Dr. Val FarmerDr.Val
Rural Mental Health & Family Relationships

Dr. Farmer Has A New Book On Farm Crisis

November 6, 2000

I began writing a newspaper column at the beginning of the mid-80s farm crisis. The timing of the column was fortuitous because that was when the trauma of the farm crisis became public. Farmers who had privately endured the pain of failing finances, dramatic loss of land values and unmanageable debt could then see that they were normal. They were able to shed some of their frightful guilt and self-blame.

My column helped tell the story of agriculture and offered helpful ideas on coping with stress. Many people from that farming era have written or told me about how helpful my words were then.

The catastrophes of the 1988 drought and spring rains and widespread flooding conditions in 1993 brought widespread pain and dislocation to farm families. I wrote a booklet, "The Rural Stress Survival Guide," which integrated previous writings on agriculture stress and coping during all those farm crisis years.

Now I have a new book, "Honey, I Shrunk the Farm." The title came from a farmer at the end of a retreat for economically distressed farm couples. He turned to his wife to explain what he had gotten out of the retreat and said, "Honey, I shrunk the farm."

I took the expression to mean the farm, farm stress and his attitude about farming had been shrunk down to manageable proportions. It was no longer intrusive and controlling in the way it dominated his mood and reactions. He would pay more attention to his wife and family, listen better, inject humor and playfulness back into their lives and moderate his workaholic and angry reactions to dealing with stress.

This book itself is a compilation of some of the rural columns I wrote since the publication of the "Rural Stress Survival Guide." The vast majority of topics on farm stress and coping in this book were written during and after the horrific Northern Plains winter of 1996-97 and the subsequent down years in agriculture since then.

Why now? What has happened in agriculture to create the need for this kind of book? The meat processing and grain handling companies continue to consolidate. Globalization brings new challenges and new competition. The Asian export markets have nose-dived at the same time. Advances in technology have accelerated the trend toward a larger and larger scale of farming to make a profit. This threatens the viability of small and mid-size family farms.

We have had a "Freedom to Farm" policy which is more market oriented and has allowed farmers more choice in the types of crops they could plant. But with fewer government controls and some good weather years the oversupply of grains has glutted the world market and driven prices to record lows. And the good weather wasn’t uniform. The east coast, southeast and southwest have had drought conditions while the northern plains have had too much water and disease problems.

The outlook for family farming at the mid-size level looks bleak because the fundamentals for success seem to have gone beyond the level of control at the farm gate. These are people wedded to the land and to their lifestyle. Change isn’t easy when what formerly worked is no longer working.

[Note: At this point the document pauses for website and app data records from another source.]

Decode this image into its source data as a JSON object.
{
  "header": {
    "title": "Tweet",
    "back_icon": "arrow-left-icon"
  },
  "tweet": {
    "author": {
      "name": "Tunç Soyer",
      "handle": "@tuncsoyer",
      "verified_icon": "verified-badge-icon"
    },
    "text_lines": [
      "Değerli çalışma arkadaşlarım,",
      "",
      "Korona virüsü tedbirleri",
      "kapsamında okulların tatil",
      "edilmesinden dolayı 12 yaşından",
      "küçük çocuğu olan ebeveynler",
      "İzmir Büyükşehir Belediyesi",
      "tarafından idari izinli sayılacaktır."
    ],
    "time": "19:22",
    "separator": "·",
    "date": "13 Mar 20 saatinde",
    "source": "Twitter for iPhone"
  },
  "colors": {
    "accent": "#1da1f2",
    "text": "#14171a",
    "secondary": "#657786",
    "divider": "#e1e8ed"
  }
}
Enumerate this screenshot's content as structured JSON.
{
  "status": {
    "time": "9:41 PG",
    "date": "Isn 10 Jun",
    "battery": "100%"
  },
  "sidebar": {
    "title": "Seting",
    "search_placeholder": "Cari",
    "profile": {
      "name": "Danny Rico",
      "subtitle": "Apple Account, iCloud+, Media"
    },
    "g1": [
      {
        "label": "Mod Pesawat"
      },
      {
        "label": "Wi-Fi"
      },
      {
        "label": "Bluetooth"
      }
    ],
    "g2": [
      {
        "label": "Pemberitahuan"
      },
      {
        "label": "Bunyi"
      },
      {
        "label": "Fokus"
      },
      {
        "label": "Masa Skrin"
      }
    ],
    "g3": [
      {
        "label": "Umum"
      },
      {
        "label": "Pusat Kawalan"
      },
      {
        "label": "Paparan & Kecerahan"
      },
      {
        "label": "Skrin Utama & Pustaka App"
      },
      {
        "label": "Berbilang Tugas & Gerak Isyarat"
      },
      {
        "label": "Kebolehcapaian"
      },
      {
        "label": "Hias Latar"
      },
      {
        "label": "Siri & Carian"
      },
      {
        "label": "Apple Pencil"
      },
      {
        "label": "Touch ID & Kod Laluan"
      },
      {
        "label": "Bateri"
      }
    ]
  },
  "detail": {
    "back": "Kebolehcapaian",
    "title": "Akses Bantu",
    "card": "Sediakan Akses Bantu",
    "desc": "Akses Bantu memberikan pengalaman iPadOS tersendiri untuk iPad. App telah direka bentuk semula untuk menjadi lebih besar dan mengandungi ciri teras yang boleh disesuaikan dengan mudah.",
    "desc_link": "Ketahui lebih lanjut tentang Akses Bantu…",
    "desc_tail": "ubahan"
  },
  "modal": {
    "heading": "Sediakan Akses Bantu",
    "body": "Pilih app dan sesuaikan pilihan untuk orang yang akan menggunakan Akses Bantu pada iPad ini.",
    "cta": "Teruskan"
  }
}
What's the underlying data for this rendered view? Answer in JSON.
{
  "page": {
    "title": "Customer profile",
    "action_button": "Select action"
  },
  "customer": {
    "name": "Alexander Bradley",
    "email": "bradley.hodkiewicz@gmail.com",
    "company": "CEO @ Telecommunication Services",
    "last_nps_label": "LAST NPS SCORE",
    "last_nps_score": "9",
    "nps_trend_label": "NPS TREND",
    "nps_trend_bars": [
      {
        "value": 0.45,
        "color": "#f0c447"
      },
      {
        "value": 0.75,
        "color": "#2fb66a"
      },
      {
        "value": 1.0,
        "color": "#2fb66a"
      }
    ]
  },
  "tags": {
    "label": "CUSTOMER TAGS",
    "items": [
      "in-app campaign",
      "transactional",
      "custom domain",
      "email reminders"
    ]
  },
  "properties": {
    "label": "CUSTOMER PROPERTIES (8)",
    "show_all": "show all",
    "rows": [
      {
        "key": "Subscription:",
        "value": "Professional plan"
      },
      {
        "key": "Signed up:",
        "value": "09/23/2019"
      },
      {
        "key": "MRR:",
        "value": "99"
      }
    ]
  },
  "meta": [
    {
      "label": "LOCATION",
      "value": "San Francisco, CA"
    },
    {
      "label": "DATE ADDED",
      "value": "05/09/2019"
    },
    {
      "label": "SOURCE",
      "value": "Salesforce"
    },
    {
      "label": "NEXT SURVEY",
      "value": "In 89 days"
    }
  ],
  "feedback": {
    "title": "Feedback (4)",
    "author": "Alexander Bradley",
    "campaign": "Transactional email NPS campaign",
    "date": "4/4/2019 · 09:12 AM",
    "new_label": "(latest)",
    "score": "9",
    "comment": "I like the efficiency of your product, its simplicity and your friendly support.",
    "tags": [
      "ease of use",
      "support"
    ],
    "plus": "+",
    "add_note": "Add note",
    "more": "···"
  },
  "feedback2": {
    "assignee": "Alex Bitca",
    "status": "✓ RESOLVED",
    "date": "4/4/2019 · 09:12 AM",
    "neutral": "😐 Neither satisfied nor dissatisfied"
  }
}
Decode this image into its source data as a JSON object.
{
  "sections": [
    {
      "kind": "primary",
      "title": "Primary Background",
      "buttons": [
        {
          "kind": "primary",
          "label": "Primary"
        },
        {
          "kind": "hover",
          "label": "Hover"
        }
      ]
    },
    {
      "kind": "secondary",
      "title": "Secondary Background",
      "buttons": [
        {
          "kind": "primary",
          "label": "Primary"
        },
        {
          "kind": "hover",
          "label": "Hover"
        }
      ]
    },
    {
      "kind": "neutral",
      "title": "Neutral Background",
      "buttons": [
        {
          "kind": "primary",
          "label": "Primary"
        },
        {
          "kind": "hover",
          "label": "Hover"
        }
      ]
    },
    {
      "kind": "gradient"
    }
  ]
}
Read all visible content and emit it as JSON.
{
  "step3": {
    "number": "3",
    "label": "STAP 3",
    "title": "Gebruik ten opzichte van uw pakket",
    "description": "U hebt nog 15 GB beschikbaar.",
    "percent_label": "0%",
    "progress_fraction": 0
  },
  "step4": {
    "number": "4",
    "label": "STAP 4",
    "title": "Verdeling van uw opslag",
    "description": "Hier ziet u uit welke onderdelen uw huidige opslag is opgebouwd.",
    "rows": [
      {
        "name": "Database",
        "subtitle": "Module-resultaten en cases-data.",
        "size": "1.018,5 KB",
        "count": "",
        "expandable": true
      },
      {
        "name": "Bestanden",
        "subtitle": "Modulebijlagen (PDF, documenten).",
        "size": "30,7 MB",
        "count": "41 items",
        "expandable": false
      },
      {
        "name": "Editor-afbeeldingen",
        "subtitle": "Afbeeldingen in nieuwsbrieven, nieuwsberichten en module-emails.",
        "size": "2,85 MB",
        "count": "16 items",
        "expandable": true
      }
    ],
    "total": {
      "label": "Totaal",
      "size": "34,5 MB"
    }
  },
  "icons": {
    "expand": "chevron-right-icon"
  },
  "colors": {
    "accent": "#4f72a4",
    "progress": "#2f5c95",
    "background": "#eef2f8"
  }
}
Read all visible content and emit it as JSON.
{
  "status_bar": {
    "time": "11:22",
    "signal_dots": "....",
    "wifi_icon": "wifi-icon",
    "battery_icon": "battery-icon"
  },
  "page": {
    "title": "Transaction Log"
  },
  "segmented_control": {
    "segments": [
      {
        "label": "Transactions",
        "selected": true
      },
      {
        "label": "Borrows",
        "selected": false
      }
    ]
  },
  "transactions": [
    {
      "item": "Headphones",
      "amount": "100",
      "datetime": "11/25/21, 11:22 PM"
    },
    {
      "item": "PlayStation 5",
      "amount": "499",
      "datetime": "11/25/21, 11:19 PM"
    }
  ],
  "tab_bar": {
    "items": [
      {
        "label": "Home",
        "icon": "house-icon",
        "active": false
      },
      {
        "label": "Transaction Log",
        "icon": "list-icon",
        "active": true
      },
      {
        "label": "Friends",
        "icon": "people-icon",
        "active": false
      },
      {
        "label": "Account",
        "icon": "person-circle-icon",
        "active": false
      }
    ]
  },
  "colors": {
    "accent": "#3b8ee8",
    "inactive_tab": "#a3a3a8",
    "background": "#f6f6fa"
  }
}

I didn’t think I would have another round of writing about farm stress in my lifetime. Here we are again, and unhappily, the ending to this crisis is not over. The bins are again bursting. Prices are at historical lows and the shake out of smaller and mid-size family farmers continues. The current downturn in the farm economy and the impact it has on family farmers rivals or surpasses the difficult farm crisis years of the mid-80s.

Getting help. My office is again filled with farmers and farm couples trying to make sense of their lives in dealing with the challenges they face. Marriage suffers. Despair and anger mount. Outreach workers, clergy, farm management financial consultants and mental health professionals are busy.

Many people are choosing to leave farming with whatever equity they can salvage. They are not waiting for foreclosure. My book has a section for those farmers who are in transition out of agriculture. The adjustments they have to make are beyond the scope of what most people go through when they change occupations or places of residence. This goes to the heart of agriculture and why it is a "way of life" instead of just a business. The debt issues and tax consequences would boggle the minds of most of us living on salaries. The new row is not easy to hoe.

I receive letters from my syndicated column readers telling me of their perspective and their stories of how the farm crisis was and is affecting them. I’ve included their letters in this book. I hope this book will comfort and give clarity to those who find themselves in the path of these bewildering events. In the next few months, I will be also publishing two other books in the Rural Survival Series - one on the challenges facing rural communities and another on management and relationships in family farming.

To order my latest book, you can call 888-568-6329 or order on-line at www.jmcompanies.com. To order the Rural Stress Survival Guide, call 1-800-456-0839 or e-mail at prestonconnection@msn.com.

I wish times were better for the fine people in agriculture and the need for this kind of book didn't exist. I hope that this book will be an aid and comfort to those who need it and enlightening and informative to those who care and are offering help. The farm again looms large and needs to be shrunk down to size.